▸ Exercise details: Pull every line containing the word "icon" from the records.

--- Supplied entries ---

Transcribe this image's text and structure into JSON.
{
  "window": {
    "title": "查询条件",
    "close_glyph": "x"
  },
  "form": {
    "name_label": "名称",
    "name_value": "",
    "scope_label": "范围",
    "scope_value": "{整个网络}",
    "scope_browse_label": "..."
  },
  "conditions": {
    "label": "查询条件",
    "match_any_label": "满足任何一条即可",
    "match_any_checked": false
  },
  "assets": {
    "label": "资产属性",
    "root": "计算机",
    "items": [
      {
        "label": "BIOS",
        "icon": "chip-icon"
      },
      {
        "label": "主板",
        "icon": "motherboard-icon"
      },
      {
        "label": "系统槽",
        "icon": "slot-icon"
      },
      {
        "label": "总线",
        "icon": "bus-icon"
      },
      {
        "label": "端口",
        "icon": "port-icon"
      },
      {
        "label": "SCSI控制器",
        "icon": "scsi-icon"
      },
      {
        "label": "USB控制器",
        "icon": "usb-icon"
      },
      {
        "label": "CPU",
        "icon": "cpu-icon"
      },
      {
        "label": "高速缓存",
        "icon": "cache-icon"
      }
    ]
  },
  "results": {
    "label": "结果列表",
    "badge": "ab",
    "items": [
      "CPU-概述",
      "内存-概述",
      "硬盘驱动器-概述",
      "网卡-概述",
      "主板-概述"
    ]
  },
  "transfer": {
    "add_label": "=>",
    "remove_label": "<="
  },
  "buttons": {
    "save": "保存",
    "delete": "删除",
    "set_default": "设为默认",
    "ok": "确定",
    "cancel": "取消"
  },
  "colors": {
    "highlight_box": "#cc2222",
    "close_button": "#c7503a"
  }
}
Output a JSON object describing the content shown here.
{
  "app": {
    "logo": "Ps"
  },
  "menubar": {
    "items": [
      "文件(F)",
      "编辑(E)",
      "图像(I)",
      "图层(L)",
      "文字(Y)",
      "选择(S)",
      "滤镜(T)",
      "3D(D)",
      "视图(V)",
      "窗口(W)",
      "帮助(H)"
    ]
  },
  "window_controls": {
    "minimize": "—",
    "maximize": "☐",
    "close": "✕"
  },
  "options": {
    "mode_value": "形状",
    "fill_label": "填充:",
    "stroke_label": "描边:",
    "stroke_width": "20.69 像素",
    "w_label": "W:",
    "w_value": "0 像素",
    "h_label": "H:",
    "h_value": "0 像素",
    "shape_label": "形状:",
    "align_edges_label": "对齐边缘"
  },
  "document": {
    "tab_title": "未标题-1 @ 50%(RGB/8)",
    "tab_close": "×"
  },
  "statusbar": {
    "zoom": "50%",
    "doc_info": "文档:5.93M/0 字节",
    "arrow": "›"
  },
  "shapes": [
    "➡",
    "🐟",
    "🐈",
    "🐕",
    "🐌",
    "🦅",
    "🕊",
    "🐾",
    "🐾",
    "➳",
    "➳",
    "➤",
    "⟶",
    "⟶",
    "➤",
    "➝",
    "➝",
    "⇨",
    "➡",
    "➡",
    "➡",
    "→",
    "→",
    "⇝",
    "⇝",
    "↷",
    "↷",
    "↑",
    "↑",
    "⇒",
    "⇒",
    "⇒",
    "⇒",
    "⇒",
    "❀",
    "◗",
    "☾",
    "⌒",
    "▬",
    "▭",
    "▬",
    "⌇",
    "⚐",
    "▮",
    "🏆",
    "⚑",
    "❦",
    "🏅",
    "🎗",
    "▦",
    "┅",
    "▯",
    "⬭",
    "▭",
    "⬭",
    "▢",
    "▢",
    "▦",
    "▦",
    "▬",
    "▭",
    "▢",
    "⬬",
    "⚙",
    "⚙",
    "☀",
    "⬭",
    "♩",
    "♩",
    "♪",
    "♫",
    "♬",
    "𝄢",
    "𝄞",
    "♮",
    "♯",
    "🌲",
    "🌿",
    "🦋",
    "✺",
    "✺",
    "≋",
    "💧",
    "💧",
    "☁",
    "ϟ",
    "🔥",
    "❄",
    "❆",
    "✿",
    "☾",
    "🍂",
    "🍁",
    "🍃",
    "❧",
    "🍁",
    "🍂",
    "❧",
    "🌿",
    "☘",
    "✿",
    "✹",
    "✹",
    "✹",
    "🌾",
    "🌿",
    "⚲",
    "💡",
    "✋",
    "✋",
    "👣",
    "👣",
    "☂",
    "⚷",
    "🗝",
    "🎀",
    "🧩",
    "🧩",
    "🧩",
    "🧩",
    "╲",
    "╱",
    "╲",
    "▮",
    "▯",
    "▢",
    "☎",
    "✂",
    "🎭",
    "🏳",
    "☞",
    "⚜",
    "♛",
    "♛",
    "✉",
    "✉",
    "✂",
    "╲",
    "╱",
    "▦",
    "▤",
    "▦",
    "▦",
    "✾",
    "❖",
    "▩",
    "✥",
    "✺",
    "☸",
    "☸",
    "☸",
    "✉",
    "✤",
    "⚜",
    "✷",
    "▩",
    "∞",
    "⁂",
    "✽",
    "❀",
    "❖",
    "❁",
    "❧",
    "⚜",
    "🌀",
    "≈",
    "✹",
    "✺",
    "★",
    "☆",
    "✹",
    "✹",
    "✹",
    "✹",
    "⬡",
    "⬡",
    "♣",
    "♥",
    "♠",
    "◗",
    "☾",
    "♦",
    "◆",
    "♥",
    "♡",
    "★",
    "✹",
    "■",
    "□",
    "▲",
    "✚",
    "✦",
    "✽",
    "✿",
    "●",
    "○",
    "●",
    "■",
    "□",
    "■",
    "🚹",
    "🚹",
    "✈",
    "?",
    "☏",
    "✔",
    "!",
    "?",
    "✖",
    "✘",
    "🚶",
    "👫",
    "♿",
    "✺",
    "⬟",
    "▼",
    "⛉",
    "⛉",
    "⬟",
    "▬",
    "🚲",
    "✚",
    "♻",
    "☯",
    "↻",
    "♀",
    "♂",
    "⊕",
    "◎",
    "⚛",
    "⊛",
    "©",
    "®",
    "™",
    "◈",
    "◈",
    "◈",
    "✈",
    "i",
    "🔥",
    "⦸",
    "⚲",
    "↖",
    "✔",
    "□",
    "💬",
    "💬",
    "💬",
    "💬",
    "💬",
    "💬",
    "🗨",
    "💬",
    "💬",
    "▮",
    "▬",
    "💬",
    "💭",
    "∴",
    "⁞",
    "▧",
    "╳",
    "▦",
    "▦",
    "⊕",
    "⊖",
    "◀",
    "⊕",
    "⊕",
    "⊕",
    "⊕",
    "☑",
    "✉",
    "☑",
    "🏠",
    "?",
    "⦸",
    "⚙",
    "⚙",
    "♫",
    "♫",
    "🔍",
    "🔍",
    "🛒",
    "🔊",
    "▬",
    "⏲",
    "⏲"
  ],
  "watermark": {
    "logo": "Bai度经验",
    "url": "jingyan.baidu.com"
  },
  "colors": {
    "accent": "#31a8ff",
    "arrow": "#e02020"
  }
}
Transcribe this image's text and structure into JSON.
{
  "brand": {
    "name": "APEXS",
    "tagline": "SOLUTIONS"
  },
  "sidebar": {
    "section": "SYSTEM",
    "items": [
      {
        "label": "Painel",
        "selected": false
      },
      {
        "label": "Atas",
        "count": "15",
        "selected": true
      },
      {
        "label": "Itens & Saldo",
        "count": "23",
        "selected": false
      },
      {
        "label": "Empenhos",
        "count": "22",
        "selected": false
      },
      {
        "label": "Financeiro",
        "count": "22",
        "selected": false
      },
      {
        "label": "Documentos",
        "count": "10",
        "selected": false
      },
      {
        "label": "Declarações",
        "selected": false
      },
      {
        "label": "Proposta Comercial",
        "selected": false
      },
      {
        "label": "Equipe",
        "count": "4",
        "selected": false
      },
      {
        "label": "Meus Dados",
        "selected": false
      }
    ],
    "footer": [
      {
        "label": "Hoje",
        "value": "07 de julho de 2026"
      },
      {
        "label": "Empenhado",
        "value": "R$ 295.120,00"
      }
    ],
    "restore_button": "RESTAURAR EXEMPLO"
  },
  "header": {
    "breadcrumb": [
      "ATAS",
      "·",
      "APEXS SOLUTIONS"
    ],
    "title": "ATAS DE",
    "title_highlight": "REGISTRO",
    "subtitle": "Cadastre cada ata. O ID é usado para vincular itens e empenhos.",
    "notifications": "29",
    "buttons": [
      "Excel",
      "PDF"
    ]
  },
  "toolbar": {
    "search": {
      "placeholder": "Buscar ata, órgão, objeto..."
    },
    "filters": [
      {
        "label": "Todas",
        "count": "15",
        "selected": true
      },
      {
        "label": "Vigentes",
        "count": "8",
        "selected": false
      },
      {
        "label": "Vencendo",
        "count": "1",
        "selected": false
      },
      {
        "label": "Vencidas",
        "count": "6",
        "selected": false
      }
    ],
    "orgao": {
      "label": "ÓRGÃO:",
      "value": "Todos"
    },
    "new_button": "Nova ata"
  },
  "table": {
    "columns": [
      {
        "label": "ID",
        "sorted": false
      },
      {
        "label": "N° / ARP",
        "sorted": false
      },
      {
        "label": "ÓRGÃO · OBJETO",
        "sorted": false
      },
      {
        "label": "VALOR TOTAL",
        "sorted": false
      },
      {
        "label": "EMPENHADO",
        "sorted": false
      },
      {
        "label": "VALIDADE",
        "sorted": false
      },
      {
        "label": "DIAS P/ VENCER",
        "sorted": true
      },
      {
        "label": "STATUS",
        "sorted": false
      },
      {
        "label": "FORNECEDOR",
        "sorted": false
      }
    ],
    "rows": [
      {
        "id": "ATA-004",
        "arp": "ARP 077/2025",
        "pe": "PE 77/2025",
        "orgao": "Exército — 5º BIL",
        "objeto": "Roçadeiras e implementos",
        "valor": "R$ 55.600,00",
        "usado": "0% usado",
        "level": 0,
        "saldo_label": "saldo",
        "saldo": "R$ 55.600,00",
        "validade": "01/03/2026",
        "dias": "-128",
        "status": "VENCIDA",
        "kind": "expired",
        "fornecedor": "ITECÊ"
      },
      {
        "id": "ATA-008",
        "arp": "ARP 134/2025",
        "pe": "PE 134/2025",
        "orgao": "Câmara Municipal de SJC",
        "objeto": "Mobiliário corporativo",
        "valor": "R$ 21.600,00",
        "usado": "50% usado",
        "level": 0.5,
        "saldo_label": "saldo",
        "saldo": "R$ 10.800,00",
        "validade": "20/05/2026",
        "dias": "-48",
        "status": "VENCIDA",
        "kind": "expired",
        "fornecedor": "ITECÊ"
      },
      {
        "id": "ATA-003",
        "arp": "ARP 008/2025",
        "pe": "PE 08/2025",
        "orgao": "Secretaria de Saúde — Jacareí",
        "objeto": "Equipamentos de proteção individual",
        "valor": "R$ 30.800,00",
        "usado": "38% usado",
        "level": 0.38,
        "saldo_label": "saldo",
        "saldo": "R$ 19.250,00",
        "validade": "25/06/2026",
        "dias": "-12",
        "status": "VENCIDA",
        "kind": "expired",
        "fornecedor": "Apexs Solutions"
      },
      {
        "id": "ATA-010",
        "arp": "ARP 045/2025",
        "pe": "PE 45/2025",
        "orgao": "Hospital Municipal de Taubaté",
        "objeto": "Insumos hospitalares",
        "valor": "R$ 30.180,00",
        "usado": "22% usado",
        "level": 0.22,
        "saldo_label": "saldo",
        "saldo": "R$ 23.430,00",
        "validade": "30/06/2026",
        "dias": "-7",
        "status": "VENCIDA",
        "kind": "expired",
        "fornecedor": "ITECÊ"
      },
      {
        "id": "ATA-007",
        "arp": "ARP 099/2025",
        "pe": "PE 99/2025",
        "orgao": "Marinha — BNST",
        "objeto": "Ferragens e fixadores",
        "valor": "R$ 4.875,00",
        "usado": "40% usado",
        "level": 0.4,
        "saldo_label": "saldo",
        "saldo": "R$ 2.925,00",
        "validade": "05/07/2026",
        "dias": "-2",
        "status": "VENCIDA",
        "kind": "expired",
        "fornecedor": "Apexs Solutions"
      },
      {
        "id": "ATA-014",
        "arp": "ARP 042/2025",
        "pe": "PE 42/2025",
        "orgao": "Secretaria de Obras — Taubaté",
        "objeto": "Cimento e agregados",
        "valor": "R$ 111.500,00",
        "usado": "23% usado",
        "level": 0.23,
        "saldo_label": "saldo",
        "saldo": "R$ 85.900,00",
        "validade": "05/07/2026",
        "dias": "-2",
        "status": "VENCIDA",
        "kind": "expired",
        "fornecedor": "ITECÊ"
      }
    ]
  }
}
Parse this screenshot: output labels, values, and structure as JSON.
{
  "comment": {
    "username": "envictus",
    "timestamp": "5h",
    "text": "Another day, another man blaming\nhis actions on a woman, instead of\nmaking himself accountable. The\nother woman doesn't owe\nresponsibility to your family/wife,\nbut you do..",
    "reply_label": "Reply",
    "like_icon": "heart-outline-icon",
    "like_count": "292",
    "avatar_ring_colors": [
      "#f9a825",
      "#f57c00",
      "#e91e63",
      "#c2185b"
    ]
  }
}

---

▸ Answer box:
        "icon": "chip-icon"
        "icon": "motherboard-icon"
        "icon": "slot-icon"
        "icon": "bus-icon"
        "icon": "port-icon"
        "icon": "scsi-icon"
        "icon": "usb-icon"
        "icon": "cpu-icon"
        "icon": "cache-icon"
    "like_icon": "heart-outline-icon",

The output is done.